‘Morgan Brookes, is that you?’
The voice called to her from the modern building next to the car park which housed the gym and occupational health department. She looked up and smiled to see Richard, who had trained her when she was a student, waving at her. Crossing towards him she nodded.
‘Hello, Richard, how are you?’
‘I’m good, you look great and from what I’ve heard you’re some kind of super cop. Congratulations on the commendation by the way. It took me twelve years to get one of those.’ He pointed at the certificate she was clutching.
She laughed. ‘Thanks. However, I don’t think it’s because of my superpowers. It’s more a case of being a magnet for every disaster that seems to happen.’

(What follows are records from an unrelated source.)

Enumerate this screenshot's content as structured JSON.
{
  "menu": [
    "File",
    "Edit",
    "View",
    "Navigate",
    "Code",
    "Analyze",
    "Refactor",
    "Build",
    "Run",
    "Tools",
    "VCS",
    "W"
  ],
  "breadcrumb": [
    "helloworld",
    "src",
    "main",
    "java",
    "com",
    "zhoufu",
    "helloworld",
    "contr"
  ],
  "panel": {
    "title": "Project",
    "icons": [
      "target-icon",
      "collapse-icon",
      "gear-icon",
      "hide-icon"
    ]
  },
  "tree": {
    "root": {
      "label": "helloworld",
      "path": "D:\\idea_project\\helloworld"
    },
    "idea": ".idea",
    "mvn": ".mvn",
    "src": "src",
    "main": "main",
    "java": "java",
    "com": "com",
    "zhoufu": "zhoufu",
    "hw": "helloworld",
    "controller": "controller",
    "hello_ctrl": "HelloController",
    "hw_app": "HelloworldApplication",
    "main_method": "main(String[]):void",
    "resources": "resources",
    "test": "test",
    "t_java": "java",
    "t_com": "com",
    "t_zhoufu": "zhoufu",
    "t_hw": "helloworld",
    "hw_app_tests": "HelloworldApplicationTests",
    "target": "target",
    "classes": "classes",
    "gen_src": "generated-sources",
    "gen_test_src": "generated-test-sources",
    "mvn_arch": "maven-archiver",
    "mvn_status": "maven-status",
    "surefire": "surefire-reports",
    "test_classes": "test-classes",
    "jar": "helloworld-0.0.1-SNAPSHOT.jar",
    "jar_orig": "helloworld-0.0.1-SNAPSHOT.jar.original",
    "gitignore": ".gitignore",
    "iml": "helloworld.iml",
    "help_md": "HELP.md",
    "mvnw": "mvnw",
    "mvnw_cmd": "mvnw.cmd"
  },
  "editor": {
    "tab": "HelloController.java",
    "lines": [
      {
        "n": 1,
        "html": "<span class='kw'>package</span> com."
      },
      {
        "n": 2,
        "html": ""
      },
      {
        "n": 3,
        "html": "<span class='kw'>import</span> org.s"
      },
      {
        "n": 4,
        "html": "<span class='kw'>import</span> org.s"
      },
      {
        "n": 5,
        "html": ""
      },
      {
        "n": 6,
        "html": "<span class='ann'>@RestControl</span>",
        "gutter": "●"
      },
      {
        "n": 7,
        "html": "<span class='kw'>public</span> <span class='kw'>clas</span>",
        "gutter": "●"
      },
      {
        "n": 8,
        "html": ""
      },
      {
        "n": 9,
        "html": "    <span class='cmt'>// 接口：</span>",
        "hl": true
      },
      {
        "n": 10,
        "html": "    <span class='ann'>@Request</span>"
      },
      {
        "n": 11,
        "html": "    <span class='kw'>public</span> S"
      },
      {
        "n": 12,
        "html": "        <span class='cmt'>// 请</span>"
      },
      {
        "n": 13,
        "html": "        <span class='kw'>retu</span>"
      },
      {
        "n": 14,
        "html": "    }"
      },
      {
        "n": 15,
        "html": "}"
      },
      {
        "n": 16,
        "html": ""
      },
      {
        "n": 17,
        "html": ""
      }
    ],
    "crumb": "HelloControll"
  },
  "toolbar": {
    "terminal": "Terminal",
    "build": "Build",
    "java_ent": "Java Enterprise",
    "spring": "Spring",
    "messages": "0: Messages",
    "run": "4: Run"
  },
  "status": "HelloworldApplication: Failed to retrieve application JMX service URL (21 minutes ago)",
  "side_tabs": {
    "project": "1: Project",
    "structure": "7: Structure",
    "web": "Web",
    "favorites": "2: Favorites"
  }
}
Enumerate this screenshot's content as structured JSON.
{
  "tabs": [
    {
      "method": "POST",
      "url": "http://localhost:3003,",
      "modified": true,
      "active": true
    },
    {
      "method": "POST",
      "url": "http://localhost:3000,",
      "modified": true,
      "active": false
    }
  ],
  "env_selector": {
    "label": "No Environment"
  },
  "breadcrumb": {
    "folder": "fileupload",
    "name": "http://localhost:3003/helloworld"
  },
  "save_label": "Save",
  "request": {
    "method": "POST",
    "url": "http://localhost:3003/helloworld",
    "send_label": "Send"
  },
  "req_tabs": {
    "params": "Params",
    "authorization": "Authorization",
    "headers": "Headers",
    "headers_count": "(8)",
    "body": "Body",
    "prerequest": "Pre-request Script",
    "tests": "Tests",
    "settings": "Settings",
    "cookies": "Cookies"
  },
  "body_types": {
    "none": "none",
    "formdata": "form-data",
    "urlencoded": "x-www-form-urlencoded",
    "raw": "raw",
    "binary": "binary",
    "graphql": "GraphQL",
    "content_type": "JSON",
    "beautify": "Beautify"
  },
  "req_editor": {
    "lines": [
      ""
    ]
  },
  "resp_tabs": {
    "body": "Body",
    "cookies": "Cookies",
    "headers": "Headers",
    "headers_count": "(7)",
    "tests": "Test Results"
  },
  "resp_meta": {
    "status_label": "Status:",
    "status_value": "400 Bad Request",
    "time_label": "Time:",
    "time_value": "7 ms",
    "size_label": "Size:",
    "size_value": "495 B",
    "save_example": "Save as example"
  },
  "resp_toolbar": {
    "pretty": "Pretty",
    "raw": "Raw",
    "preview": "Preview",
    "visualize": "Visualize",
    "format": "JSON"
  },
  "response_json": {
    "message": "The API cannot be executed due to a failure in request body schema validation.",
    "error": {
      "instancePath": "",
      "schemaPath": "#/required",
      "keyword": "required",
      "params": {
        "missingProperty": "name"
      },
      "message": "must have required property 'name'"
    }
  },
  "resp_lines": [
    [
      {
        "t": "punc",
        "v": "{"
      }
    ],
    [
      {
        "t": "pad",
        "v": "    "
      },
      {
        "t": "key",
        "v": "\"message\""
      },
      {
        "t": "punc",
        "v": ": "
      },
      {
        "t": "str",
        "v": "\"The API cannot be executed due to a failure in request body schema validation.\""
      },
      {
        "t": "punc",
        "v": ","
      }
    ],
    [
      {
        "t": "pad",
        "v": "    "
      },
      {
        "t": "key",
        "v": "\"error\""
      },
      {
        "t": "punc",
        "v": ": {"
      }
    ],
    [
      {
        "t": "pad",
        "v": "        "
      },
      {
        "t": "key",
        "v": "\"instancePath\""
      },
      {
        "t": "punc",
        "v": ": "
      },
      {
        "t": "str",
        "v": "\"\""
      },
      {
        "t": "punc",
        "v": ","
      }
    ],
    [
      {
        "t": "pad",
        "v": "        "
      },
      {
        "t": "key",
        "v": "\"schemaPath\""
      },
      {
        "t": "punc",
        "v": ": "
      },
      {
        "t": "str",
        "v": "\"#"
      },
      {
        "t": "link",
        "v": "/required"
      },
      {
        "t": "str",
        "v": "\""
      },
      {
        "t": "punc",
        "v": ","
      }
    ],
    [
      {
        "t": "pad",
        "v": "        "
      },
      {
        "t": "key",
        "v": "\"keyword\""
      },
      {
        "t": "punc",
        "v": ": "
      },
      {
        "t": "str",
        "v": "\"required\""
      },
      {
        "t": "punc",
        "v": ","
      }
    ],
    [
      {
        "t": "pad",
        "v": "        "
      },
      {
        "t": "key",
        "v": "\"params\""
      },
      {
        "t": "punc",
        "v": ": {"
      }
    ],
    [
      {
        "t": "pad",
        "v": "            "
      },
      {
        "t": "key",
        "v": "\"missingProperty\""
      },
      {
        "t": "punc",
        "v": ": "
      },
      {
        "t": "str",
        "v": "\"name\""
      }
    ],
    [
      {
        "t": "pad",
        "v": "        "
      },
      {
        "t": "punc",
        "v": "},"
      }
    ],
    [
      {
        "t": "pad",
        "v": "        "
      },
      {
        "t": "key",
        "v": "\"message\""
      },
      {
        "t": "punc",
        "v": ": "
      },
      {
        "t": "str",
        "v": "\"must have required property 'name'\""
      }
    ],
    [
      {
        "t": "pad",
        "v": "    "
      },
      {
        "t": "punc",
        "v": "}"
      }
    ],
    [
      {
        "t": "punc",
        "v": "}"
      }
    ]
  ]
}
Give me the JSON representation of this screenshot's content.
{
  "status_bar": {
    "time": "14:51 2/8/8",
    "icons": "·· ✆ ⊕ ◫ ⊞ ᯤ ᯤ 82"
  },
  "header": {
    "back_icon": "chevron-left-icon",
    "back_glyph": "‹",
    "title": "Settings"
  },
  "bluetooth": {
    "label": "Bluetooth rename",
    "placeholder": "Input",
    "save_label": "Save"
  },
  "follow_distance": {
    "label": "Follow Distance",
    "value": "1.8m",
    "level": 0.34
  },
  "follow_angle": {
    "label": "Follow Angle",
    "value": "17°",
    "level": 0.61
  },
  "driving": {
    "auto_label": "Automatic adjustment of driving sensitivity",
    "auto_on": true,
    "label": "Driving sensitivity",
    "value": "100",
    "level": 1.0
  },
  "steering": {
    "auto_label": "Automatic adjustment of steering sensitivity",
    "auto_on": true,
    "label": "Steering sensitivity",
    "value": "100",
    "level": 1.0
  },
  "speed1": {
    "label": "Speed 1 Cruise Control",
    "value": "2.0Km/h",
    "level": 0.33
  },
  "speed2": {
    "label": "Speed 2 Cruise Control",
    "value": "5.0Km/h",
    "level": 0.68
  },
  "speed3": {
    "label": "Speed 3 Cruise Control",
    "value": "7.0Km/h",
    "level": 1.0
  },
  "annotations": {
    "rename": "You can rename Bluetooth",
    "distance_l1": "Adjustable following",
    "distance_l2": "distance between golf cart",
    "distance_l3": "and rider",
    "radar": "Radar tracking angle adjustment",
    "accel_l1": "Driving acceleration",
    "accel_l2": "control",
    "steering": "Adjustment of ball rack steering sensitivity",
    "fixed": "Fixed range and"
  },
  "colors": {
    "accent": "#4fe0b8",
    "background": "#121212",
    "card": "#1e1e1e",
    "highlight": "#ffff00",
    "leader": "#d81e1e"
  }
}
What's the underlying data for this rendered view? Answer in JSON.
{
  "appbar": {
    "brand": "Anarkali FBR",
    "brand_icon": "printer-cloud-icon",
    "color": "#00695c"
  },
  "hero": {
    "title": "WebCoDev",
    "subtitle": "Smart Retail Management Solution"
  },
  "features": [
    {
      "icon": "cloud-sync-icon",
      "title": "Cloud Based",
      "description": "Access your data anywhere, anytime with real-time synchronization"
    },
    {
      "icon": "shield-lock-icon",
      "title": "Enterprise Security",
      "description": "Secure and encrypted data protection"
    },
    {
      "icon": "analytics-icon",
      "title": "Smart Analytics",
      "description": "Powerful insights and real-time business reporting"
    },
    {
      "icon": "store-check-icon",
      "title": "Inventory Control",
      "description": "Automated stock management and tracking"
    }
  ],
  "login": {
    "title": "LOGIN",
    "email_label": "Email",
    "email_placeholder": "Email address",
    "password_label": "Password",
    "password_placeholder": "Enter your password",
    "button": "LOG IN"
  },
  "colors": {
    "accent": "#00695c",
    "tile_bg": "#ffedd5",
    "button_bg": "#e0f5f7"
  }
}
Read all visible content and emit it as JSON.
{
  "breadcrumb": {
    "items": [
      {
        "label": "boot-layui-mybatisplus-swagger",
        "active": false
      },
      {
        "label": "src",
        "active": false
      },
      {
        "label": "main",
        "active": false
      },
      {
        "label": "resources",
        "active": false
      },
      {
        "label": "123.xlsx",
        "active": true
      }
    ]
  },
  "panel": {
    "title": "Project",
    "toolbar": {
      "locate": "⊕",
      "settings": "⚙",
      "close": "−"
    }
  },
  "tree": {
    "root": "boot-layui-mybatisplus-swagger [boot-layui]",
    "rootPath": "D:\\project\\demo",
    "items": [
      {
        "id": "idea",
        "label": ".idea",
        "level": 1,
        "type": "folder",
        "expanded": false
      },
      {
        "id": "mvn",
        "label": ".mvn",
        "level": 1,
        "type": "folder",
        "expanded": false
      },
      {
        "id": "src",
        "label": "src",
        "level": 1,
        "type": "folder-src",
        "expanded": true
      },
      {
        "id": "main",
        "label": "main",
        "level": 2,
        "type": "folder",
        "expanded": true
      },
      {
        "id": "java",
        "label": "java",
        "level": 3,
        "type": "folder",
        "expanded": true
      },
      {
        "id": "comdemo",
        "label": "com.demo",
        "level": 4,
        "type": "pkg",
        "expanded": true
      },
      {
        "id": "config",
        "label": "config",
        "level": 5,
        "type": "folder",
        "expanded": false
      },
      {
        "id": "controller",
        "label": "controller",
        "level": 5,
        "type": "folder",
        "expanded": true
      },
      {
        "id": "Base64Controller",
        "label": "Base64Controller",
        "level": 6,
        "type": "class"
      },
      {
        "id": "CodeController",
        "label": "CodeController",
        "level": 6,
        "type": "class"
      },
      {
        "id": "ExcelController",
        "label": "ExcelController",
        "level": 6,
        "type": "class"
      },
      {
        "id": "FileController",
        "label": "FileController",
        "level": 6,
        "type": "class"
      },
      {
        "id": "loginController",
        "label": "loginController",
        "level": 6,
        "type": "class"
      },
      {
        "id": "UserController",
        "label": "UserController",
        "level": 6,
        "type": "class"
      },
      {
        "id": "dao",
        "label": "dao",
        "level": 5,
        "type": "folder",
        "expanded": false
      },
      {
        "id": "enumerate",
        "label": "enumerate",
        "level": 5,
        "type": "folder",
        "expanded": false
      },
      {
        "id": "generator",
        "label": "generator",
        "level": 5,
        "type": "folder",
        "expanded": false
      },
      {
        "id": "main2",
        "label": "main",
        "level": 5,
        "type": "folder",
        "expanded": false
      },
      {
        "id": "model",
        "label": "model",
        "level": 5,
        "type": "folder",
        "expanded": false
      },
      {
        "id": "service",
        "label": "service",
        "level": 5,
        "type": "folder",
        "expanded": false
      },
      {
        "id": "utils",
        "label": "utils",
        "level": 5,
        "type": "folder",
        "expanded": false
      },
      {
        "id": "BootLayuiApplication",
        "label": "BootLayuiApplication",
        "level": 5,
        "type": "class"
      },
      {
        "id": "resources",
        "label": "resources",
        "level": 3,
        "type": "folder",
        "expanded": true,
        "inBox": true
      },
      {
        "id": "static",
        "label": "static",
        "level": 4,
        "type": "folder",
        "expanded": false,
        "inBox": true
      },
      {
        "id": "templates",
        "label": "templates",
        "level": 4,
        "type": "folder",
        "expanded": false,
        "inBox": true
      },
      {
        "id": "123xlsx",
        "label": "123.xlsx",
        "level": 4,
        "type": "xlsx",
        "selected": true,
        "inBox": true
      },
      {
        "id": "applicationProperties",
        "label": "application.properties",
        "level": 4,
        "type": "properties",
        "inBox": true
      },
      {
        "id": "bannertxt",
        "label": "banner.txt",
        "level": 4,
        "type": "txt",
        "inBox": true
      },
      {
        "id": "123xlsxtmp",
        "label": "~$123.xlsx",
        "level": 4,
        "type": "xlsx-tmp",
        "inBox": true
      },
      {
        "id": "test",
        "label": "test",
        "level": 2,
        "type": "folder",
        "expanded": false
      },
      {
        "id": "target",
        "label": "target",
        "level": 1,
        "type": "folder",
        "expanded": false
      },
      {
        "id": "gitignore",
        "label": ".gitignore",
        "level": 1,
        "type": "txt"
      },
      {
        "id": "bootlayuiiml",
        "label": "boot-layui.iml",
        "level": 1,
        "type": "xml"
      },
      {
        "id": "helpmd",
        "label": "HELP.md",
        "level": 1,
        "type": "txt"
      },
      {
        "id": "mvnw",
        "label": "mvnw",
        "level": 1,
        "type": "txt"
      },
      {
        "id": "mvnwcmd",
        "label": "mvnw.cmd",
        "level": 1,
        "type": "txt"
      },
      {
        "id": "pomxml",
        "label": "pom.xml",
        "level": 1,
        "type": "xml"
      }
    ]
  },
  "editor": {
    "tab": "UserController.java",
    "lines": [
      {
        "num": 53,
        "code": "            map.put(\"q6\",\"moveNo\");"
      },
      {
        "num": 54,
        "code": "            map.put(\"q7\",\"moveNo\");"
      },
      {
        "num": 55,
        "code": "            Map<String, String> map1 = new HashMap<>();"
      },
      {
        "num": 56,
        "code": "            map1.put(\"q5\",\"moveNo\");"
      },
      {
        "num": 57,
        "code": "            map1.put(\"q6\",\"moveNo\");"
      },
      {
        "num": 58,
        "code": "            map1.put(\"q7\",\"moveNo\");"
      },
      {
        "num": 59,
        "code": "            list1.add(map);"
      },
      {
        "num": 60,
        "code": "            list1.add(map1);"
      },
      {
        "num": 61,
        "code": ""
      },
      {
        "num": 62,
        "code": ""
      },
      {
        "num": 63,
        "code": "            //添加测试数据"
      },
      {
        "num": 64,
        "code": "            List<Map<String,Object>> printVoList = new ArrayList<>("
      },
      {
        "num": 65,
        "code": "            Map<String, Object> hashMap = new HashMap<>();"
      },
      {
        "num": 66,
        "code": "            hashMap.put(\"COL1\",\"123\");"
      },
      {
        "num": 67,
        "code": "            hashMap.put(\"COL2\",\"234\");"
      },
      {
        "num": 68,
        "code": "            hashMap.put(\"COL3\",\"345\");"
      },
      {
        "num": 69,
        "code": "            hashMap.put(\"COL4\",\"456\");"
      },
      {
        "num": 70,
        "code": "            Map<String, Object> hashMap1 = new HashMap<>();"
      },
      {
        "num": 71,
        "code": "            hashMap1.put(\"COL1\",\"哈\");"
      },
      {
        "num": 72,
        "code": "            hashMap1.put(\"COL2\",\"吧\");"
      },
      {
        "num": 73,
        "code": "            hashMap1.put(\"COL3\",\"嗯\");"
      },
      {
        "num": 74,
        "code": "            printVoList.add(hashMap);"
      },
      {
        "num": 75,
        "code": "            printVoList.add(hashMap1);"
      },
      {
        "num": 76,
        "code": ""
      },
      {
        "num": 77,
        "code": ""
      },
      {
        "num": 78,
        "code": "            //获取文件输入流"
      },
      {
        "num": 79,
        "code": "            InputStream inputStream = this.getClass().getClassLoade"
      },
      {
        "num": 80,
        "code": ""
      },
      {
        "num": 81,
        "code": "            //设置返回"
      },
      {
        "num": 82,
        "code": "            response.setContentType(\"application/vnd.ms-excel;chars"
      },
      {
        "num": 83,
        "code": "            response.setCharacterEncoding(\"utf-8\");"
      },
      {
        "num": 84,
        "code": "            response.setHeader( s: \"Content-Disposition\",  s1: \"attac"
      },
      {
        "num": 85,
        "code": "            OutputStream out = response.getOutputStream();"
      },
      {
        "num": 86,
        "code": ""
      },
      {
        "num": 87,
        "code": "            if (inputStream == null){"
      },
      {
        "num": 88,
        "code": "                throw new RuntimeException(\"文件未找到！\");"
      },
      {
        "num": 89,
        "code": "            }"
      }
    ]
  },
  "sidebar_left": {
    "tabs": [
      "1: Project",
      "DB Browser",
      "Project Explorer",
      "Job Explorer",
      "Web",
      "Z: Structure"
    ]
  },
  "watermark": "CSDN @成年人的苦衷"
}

‘Why aren’t you drinking coffee and eating cake with them?’ He nodded his head back in the direction of the main building she’d just escaped from.
‘I hate a fuss; I’m just waiting for my ride home to tear himself away from them so I can get back to work.’
‘Do you want to come and wait in here? It’s a bit warmer than the car park.’
Her phone began to ring and Ben’s name flashed across the screen. ‘It’s okay, thanks, Richard. If he takes much longer I’ll come back.’
She walked off answering, ‘Yes?’
‘The car is open; we won’t be long.’
‘Should I bring you some cake back? I’ll wrap some up in a serviette.’
‘No, I’m good, thanks. Don’t rush on my behalf. I’m okay.’
The line went dead, and she wondered how he knew her better than she knew herself. He’d expected her to bail as soon as she’d got her certificate and she hadn’t even known she was going to do that herself. She didn’t know if it made him even nicer or just plain annoying. It didn’t matter what she thought of him anyway; it was obvious there was something going on between him and Emily. Ben deserved some happiness and Emily was lovely. She got inside the car and lay back against the headrest and closed her eyes. She had a pounding headache. Inside her pocket her phone began vibrating again and she tugged it out.
‘I don’t want any cake.’
‘What? I haven’t got any. Morgan, are you still at HQ?’
She opened her eyes, realising it was her colleague, Amy Smith, on the other end of the phone.
‘Yes, hopefully not for long though. Sorry, Amy, I thought you were Ben, what’s up?’
‘There’s a missing child, Charlie Standish, and it’s possible she’s been missing since last night. The mother has only just realised she’s not there.’
‘What? How did she not know where her kid was?’
‘Exactly, response officers are with her now but she’s hysterical and not making much sense. I’m going there, but you and Ben need to come. It’s a possible abduction. Can you tell him to come back now? I’ve rung him but he didn’t answer.’
‘Yes, of course, we’ll be there soon.’
Amy hung up, and Morgan felt a sinking sensation in her stomach at the thought of a missing girl. She was about to ring Ben when she saw him jogging down the road towards the car. Emily was some distance behind struggling to keep up. He threw open the car door and clambered inside.
‘I know, the control room inspector came to tell me. Christ, I hate missing kids. It’s your worst nightmare, isn’t it?’
He started the car and they drove to pick Emily up, who got in panting. Morgan looked over at Ben.
‘They turn up though, don’t they? When I was in training, some four-year-old had wandered off and was found at Morrisons by a teacher from his school.’
‘Yes, they do.’ He glanced in the rear-view mirror at Emily, and Morgan shut up talking, realising this might be highly sensitive information. Ben drove back to Rydal Falls even faster than he’d driven to Penrith.